Feeds

Was Microsoft's Office 2010 worth killing Clippy?

A real cash cow cloud app

Boost IT visibility and business value

Microsoft Office earned $4.2 billion revenue in the first three months of 2010, only a little behind the Windows client at $4.4 billion, according to the company's most recent earnings release.

The figures show the suite remains deeply embedded in the business world, despite the availability of free or much cheaper alternatives that perform many of the same functions.

Microsoft is hoping to keep the train on the rails with Office 2010 and its server companion, SharePoint 2010, both formally launched today. I've already reviewed the suite (here and here), and little has changed since the beta and release candidate.

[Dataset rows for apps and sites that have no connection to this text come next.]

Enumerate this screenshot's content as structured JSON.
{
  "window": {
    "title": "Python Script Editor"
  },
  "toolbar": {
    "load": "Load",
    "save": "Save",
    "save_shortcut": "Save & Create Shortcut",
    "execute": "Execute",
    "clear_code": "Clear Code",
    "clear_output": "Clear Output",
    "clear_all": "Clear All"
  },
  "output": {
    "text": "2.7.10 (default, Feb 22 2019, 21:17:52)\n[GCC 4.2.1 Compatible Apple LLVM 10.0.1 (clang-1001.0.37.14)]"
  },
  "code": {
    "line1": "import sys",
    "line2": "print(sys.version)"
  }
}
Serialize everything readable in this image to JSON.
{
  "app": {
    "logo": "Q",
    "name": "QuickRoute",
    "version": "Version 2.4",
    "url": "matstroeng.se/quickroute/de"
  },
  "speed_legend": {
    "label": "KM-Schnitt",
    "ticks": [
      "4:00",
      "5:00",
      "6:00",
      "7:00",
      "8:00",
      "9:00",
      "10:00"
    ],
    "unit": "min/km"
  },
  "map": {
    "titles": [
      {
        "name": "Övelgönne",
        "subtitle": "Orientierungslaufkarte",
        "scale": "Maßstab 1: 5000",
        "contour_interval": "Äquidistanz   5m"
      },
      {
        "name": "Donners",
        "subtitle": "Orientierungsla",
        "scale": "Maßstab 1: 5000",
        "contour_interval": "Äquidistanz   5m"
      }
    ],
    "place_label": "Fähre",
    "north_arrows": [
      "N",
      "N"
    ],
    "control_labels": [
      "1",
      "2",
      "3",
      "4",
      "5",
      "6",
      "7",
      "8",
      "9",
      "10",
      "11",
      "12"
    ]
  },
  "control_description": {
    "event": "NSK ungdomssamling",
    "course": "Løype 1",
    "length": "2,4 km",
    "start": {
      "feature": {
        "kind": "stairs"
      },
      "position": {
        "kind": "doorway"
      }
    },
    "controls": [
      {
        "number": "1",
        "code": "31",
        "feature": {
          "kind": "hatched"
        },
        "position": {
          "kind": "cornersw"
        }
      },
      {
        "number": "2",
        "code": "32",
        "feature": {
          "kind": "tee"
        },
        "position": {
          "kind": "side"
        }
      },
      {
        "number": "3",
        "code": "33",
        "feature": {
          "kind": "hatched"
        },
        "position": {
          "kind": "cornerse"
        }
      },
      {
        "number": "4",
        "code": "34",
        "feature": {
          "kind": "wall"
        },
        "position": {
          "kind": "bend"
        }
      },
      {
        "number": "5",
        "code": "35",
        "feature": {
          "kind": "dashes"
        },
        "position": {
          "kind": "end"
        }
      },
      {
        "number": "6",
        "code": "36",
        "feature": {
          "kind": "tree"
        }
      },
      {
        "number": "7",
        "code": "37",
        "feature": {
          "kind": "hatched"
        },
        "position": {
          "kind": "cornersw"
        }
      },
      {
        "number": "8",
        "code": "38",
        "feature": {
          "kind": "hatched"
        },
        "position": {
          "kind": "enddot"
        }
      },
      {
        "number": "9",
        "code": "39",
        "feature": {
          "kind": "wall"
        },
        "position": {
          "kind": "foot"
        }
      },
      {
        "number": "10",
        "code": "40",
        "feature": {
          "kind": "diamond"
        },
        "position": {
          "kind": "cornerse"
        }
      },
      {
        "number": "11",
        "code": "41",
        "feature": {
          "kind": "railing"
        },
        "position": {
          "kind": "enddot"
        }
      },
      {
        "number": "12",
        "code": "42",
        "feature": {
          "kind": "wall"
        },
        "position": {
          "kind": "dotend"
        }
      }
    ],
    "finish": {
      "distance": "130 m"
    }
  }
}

The real question is this: has Microsoft done enough with Office 2010 to maintain its cash-cow business against three major competitors: Google Docs, OpenOffice and, well, Microsoft itself.

First, Microsoft. There's little wrong with Office 2003, the last version to sport traditional menus as opposed to the chunky ribbon introduced in Office 2007. The ribbon does have advantages, making buried features more visible, but it also consumes more screen space (especially not good on a netbook), and it increases upgrade friction. Toolbar customization is another sore point: the drag-and-drop Customize dialog in Office 2003 and earlier is better than the ugly Customize Ribbon dialog in Office 2010.

clippy

How we hated you, Clippy

With each new release, Microsoft adds countless new features it says make us all more productive. But how many new features actually matter? While researching this article and looking at Office 2010, I ran up Office 95 - the first complete 32-bit version. It's an advanced product for word processing, spreadsheets, and presentations - and it launched fifteen years ago.

Much of the progress since Office 95 has been about refinement and ease of use, rather than functionality. Not all those efforts have been successful, and the history of Office is littered with new features, hyped as breakthroughs at the time, which have faded from view thanks to disuse or failure. We've had Office Binder, the Tip Wizard, Clippy the Office Assistant, Adaptive Menus, Smart Tags, and in Access, Data Access Pages, and Access Data Projects.

Office has also added new applications over the years. Outlook is the most used Office component according to Microsoft, despite its bewildering user interface. If Exchange is the email server, nothing else will do. OneNote is a nice extra, especially on a Tablet PC, and it's substantially improved in Office 2010 with multi-authoring and notes that link to other applications. InfoPath is useful for corporate forms, though it has little to do with creating and managing documents, which is the primary purpose of Office.

Build a business case: developing custom apps

Next page: When I'm 64

More from The Register

next story
KDE releases ice-cream coloured Plasma 5 just in time for summer
Melty but refreshing - popular rival to Mint's Cinnamon's still a work in progress
Leaked Windows Phone 8.1 Update specs tease details of Nokia's next mobes
New screen sizes, dual SIMs, voice over LTE, and more
Mozilla keeps its Beard, hopes anti-gay marriage troubles are now over
Plenty on new CEO's todo list – starting with Firefox's slipping grasp
Apple: We'll unleash OS X Yosemite beta on the MASSES on 24 July
Starting today, regular fanbois will be guinea pigs, it tells Reg
Another day, another Firefox: Version 31 is upon us ALREADY
Web devs, Mozilla really wants you to like this one
Secure microkernel that uses maths to be 'bug free' goes open source
Hacker-repelling, drone-protecting code will soon be yours to tweak as you see fit
Cloudy CoreOS Linux distro declares itself production-ready
Lightweight, container-happy Linux gets first Stable release
prev story

Whitepapers

Implementing global e-invoicing with guaranteed legal certainty
Explaining the role local tax compliance plays in successful supply chain management and e-business and how leading global brands are addressing this.
Boost IT visibility and business value
How building a great service catalog relieves pressure points and demonstrates the value of IT service management.
Why and how to choose the right cloud vendor
The benefits of cloud-based storage in your processes. Eliminate onsite, disk-based backup and archiving in favor of cloud-based data protection.
The Essential Guide to IT Transformation
ServiceNow discusses three IT transformations that can help CIO's automate IT services to transform IT and the enterprise.
Maximize storage efficiency across the enterprise
The HP StoreOnce backup solution offers highly flexible, centrally managed, and highly efficient data protection for any enterprise.